There are soundbars and speakers with a more delicate and airy treble, e.g. the aforementioned Sonos Arc and Sony HT-A7000. But Klipsch has a physicalness and realism that the others cannot approach.
“It may not be the most linear subwoofer, but damn, the pressure!” exclaims Audun.
Not completely controlled
And here he also grabs the Cinema 1200 by the Achilles heel. For what the subwoofer has of power and muscle, it lacks in finesse. For the 12-inch is not completely controlled when the goung gets tough. Once the woofer is set in motion, the amplifier is not completely able to hold it back.
Whether it’s the amplifier, a slightly too small magnet on the woofer or a combination of both, we cannot tell. But would we prefer a more disciplined bass? Yes, definitely!
This is particularly audible on music. The double bass on Laura Marling’s Soothing, which is usually deep and massive, but also dry and detailed, is admittedly also massive here – but far from dry and not particularly detailed. The complexity that reveals that it is a double bass and not an electric bass is lacking; the subwoofer just takes the notes and scoops them out. Without caring a shred about sophistication.
It sounds far bolder with electronic music and rap, which is as hard-hitting as we can remember hearing from any other soundbar. But even Drake has timbre in the bass that deserves to come out, which the Klipsch Cinema 1200 cares very little about.
Klipsch or Samsung?
By comparison, our favorite heavy-duty soundbar, the Samsung HW-Q950A, is more restrained when it needs to be. It has power and can play loud, but it is also somewhat more refined than Klipsch. Although even Samsung sounds more like a cinema than a chamber concert hall, to put it that way.
But the Samsung soundbar is more balanced and can handle a wider scope. And it makes an even bigger three-dimensional bubble of sound. And although it is looser in the deep bass than the Klipsch sub, it still has more finesse and better tonality. On the other hand, it does not threaten to tear down the walls like Klipsch. The entertainment factor no one can match Klipsch on.
The Klipsch Cinema 1200 with rear speakers and subwoofer is an expensive soundbar system. For the same money, you can get a good home theater system consisting of separate components, and it is probably also possible to get both bigger and better sound if you pick the best speakers in the budget class. But success is by means guaranteed, and it’s certainly not as easy to set up.
The movie and TV experiences with this system run in circles around other soundbars, not least thanks to the large subwoofer that plays bass with an unheard physicallity. But also the speakers in the soundbar itself sound natural and have excellent control over the dynamics.
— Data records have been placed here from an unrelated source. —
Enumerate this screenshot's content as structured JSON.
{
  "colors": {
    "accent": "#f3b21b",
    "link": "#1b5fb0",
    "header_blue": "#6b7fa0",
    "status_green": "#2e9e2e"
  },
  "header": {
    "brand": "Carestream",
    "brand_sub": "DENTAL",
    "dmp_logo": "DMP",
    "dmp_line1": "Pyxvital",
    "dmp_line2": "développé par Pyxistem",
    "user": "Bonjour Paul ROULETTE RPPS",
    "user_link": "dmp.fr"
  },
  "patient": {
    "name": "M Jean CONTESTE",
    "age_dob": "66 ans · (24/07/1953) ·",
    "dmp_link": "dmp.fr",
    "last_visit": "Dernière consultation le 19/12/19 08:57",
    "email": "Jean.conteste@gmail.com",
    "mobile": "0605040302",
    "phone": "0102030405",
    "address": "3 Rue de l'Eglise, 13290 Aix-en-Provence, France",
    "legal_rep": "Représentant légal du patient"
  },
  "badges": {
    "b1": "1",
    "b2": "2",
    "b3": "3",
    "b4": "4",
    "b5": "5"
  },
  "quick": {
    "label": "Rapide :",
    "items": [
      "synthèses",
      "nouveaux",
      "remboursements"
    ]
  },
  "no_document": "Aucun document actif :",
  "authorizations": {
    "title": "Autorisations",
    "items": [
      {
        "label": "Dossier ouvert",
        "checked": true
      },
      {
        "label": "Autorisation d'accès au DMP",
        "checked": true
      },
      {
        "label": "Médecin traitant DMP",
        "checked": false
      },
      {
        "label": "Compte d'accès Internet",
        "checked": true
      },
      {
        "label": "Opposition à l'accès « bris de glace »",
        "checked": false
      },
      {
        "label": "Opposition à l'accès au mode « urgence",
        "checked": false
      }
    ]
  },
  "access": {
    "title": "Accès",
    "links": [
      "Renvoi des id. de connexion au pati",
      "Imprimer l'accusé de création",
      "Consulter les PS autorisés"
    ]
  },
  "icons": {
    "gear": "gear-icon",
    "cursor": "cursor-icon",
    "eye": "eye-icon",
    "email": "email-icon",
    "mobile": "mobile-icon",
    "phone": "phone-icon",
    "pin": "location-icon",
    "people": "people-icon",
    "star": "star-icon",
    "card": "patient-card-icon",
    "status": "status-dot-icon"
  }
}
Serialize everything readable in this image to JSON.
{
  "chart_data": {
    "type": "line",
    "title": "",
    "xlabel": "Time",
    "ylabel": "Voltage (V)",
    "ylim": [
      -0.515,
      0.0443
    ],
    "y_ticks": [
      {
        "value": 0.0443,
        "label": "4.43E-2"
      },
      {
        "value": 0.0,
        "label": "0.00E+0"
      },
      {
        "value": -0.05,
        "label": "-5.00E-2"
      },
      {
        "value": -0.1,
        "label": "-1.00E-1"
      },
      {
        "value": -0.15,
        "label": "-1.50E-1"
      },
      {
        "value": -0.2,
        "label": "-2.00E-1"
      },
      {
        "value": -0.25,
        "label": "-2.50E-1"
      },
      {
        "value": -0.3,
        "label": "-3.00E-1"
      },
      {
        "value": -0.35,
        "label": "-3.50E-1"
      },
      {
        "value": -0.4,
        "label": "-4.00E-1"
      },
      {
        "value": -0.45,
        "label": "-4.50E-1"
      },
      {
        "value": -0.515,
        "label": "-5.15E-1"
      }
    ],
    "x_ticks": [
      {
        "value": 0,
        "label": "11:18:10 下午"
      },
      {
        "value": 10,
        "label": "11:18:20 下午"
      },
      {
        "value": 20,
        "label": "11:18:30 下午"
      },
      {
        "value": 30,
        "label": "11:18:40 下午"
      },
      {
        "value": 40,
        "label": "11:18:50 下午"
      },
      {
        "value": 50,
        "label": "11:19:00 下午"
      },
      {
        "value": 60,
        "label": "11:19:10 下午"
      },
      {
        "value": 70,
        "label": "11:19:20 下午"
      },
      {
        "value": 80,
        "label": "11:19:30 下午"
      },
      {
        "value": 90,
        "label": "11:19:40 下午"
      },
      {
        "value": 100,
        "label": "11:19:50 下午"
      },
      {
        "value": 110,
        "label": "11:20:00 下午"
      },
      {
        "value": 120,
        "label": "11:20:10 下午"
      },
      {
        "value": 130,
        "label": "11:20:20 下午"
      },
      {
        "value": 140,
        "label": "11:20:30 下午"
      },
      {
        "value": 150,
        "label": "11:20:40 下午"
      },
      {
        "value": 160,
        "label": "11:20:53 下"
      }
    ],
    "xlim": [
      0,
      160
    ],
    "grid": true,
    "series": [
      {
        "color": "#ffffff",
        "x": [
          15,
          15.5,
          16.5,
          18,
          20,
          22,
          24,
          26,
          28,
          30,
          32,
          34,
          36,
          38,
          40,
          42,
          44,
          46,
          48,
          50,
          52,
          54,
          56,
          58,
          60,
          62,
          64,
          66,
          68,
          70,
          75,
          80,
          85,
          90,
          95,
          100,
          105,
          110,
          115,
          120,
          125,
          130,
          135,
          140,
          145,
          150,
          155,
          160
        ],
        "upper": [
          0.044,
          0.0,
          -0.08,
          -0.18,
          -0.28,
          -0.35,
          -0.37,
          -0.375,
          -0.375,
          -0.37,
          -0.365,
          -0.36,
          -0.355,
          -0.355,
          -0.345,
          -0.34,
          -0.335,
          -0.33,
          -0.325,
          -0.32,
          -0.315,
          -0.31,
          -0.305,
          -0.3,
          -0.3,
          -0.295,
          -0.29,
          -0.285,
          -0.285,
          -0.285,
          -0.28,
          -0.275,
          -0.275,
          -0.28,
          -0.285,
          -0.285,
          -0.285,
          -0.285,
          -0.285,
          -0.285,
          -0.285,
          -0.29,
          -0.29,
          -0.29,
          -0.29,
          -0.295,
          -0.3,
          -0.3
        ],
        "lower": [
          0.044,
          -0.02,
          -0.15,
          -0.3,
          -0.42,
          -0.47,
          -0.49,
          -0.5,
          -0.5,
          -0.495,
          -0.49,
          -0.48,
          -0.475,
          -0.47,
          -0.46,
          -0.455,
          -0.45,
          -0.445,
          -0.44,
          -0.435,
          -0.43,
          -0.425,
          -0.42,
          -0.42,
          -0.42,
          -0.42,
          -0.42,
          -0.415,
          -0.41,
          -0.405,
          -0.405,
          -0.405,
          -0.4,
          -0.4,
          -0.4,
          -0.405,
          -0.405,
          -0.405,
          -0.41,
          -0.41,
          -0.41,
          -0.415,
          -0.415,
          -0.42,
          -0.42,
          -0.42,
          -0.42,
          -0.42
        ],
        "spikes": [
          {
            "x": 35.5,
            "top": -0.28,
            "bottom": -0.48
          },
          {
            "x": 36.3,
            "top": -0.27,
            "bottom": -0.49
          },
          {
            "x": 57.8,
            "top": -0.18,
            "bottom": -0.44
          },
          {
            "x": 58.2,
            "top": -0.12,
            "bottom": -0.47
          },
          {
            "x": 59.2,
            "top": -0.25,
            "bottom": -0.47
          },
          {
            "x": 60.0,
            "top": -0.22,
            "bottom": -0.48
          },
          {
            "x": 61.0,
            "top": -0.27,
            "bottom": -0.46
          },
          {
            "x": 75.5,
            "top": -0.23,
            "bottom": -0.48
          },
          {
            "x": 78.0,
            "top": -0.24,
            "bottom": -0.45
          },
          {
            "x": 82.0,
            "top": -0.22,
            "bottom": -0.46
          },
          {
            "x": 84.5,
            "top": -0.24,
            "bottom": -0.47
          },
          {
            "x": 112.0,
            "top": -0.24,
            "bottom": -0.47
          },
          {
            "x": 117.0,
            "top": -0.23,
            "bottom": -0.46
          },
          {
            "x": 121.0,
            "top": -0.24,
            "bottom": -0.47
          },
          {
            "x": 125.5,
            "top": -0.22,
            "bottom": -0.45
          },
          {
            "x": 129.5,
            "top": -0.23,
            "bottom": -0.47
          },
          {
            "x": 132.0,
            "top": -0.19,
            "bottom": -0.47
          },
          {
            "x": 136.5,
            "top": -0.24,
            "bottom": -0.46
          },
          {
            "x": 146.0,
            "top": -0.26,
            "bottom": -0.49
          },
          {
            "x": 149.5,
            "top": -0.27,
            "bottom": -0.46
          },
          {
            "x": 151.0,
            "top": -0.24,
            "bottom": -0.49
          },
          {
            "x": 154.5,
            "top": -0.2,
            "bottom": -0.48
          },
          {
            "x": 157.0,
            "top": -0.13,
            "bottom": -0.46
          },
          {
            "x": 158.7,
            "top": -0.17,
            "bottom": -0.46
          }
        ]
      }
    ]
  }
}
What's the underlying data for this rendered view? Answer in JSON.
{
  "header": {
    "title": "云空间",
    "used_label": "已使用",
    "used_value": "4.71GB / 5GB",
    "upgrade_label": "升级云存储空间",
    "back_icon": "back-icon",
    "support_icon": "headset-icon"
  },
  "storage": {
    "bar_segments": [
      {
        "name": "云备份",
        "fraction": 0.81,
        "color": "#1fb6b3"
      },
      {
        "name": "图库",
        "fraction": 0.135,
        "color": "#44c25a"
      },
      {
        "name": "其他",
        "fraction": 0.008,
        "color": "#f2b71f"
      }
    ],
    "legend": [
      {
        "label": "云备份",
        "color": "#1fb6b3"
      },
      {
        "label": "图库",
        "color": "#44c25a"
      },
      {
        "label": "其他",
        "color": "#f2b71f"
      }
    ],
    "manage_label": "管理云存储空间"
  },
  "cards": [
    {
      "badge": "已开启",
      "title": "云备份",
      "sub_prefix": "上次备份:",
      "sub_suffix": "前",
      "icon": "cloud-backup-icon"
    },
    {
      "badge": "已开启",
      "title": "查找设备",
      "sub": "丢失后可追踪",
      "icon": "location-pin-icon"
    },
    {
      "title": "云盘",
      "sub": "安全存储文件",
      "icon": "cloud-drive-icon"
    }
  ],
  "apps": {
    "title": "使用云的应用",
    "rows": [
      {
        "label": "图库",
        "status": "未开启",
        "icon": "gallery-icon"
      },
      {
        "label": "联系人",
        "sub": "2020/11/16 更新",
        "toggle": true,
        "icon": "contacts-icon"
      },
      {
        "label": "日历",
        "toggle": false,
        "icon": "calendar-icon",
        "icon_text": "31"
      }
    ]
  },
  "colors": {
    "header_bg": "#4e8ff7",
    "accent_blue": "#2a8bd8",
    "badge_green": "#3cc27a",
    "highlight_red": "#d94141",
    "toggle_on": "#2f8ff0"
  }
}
The impression of build quality is disappointing, and we think there is a lack of finesse and sophistication on music. When we do hand out a top character anyway, it’s primarily because this soundbar system is beyond anything else on film.